RECEIVED FUNDING

From 2002 to 2004, Rivero's development companies received $1.6 million from the Housing Agency for two affordable housing projects that were never built, The Miami Herald found.

Rivero has not returned the money; Miami-Dade County filed suit to recover it last month. Rivero did not return calls made to his Coral Gables office Monday.

In a previous written statement to The Miami Herald, Rivero promised to repay the money, saying, "Extenuating circumstances, including unforeseeable increases in construction costs . . . have delayed the delivery of the units."

In one case, The Miami Herald found, longtime Housing Agency Director Rene Rodriguez ordered a $500,000 check cut to Rivero's company for a proposed 24-unit development called Riverside Homes, off Northwest 85th Street on the fringes of Little Haiti.

The money was transferred even though records showed Rivero had not started construction, did not have builders' risk insurance to protect the county from liability, and had not paid the required $10,000 commitment fee to the Housing Agency.

The Housing Agency later paid another $264,000 for the project. Nothing has ever been built. Today, the lot sits empty, strewn with tires and beer bottles.

Even with that project stalled, the Housing Agency gave Rivero's company $816,000 in 2004 for another affordable housing project in Little Havana. Instead of spending the money on construction, however, records show Rivero told the agency he was going to use most of the tax dollars to pay down private debt.

No homes were ever built.

Besides the $1.6 million from the Housing Agency, the city of Miami's Department of Community Development paid Rivero's company $530,000 for one of the two stalled building projects.

`BEST INTEREST'

In his resignation letter to the parking authority, Rivero wrote, "I believe that it is in my own best interest to devote the time I normally dedicate voluntarily to the agency to other, more pressing, personal needs.
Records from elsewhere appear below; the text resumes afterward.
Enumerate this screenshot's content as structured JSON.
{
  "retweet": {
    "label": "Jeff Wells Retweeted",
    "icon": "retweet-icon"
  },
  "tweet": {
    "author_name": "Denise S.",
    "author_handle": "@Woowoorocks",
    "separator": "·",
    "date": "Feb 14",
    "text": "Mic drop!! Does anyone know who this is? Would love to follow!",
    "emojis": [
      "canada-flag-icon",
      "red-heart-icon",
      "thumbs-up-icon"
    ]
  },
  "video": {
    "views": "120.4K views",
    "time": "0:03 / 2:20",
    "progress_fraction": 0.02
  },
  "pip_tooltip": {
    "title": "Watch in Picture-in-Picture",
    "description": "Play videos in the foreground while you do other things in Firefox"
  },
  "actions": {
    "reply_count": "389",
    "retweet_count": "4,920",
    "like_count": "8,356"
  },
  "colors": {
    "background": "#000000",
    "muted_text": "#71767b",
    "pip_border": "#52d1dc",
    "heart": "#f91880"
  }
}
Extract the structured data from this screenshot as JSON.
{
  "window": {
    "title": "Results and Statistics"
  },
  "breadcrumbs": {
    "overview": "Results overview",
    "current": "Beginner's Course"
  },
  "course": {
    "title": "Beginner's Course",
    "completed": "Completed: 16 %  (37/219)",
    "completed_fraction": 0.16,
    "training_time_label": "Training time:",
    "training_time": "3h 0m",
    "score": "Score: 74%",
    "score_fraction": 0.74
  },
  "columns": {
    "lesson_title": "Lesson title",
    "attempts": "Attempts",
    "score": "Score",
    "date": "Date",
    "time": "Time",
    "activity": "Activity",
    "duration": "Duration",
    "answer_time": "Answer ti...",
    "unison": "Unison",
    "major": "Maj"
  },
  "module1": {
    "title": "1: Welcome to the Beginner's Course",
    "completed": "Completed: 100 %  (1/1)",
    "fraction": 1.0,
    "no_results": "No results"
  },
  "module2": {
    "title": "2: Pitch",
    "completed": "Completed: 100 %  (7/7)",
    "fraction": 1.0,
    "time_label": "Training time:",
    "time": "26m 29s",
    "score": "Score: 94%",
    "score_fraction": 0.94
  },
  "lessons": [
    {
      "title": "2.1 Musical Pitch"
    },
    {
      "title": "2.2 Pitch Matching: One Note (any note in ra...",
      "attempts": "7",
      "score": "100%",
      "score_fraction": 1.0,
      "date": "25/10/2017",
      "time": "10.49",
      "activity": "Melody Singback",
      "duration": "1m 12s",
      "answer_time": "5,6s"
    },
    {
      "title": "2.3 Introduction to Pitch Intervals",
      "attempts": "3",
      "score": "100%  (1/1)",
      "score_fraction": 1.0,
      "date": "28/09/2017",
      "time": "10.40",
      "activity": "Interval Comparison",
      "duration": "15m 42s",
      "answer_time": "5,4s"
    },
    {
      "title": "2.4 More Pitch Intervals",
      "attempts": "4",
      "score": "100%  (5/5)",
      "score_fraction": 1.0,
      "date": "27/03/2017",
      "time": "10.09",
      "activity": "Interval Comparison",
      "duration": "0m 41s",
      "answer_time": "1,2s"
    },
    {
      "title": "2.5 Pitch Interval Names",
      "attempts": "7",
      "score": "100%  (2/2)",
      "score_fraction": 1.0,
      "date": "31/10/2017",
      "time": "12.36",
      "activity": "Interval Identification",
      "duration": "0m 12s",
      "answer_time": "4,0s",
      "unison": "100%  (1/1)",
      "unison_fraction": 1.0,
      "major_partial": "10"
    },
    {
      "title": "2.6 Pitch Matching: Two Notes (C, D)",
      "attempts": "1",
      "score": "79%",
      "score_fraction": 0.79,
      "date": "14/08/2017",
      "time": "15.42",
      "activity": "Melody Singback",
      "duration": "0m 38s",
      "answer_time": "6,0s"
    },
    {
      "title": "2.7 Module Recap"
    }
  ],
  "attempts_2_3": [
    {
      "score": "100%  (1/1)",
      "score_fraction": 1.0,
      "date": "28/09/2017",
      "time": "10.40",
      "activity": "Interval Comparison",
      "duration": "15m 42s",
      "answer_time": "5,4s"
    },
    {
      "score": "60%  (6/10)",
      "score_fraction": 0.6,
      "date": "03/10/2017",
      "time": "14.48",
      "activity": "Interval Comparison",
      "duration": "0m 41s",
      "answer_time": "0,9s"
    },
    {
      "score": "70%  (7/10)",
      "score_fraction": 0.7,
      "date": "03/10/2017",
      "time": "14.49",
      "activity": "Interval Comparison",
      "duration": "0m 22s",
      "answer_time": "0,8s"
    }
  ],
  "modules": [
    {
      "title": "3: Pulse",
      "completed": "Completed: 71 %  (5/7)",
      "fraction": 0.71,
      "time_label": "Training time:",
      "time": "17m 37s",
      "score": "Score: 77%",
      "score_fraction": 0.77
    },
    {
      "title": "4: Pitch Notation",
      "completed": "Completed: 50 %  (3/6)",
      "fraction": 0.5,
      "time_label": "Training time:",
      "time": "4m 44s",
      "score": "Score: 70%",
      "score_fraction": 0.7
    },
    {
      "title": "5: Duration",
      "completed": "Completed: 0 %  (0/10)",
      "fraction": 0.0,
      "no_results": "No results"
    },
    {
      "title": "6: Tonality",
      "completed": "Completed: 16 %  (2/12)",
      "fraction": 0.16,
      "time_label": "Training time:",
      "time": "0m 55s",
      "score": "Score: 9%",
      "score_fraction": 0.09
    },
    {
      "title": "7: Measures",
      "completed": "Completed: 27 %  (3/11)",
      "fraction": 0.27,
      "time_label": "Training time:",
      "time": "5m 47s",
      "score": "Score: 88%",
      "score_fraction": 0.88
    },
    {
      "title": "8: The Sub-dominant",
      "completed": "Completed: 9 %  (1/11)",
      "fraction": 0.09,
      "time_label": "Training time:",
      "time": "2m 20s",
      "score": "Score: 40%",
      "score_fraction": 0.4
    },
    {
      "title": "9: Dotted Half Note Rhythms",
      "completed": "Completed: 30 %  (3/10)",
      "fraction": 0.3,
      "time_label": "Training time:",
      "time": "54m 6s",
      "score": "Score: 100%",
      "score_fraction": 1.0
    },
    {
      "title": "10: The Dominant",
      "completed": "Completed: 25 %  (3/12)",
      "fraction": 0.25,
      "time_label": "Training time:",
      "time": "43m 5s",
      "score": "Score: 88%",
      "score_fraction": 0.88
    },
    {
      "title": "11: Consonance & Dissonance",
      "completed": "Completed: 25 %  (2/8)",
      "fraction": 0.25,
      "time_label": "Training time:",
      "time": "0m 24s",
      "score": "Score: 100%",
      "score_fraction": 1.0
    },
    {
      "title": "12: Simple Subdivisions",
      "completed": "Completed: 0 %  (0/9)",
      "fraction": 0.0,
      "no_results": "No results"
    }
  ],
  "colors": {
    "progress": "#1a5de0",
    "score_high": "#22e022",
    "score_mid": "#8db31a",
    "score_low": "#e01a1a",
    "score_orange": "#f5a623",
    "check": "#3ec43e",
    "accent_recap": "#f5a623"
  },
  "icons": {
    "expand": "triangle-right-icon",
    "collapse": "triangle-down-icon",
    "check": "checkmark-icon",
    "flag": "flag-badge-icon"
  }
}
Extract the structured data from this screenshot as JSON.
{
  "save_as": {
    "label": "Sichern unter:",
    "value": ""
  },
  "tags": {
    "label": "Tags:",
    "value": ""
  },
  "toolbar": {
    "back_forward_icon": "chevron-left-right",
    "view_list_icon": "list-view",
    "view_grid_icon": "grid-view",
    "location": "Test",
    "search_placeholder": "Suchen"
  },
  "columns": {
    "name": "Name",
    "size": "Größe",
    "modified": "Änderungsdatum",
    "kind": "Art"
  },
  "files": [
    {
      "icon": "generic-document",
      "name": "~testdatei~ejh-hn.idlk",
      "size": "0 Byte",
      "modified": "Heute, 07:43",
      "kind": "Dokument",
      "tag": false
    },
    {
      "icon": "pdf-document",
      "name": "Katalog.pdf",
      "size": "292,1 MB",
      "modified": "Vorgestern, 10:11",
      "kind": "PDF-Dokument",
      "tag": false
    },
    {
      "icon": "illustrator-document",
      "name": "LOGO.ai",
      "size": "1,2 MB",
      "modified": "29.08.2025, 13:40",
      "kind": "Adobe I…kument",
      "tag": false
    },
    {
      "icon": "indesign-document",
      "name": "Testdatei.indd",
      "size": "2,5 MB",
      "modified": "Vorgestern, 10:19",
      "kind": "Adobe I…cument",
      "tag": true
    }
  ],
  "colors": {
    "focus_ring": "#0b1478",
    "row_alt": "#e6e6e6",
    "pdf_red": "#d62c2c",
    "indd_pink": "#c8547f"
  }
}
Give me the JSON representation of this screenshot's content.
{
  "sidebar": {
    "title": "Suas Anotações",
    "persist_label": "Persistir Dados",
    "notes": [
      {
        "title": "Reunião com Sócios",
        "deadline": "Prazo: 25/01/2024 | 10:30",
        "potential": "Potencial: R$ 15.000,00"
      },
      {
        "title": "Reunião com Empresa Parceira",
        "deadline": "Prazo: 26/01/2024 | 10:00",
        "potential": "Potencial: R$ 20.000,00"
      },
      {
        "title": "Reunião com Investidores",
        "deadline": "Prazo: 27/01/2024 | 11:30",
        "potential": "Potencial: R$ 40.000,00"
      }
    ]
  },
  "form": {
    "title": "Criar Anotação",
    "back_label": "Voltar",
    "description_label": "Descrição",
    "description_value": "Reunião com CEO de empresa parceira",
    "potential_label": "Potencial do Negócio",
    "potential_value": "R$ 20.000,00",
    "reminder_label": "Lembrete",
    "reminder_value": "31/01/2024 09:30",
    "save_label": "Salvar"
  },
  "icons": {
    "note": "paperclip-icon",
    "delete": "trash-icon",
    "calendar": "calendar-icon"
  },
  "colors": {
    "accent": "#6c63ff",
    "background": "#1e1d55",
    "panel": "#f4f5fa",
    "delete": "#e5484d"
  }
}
In addition, I will take this opportunity to spend more time with my family and three young children."

As chairman of the parking authority, Rivero played a key role in setting policy for a quasi-independent government agency that manages more than 22,000 parking spaces and last year boasted revenues of nearly $14 million. The parking authority will begin discussions on how to fill Rivero's vacancy on Wednesday, though the selection process may take several months to complete.

AGENCY SHAKE-UP

Rivero's resignation follows a severe Housing Agency shake-up prompted by the growing scandal.

Last week, County Manager George Burgess ousted six agency officials as well as its former director. At a public rally on Friday, affordable-housing advocates held up pictures of Rivero and others involved in the Housing Agency's problems. His parking authority resignation, community leaders said, is only the first step toward accountability.

"At the very least, the county should be calling him in for questioning and to make him accountable for what he took and what he plans to do to pay it back," said Denise Perry, with the Power U Center for Social Change.

Said Sushma Sheth of the Miami Workers Center: "This should be just the beginning. We need a systematic overhaul of the rules and structures to weed this out; we need public oversight over public money for housing."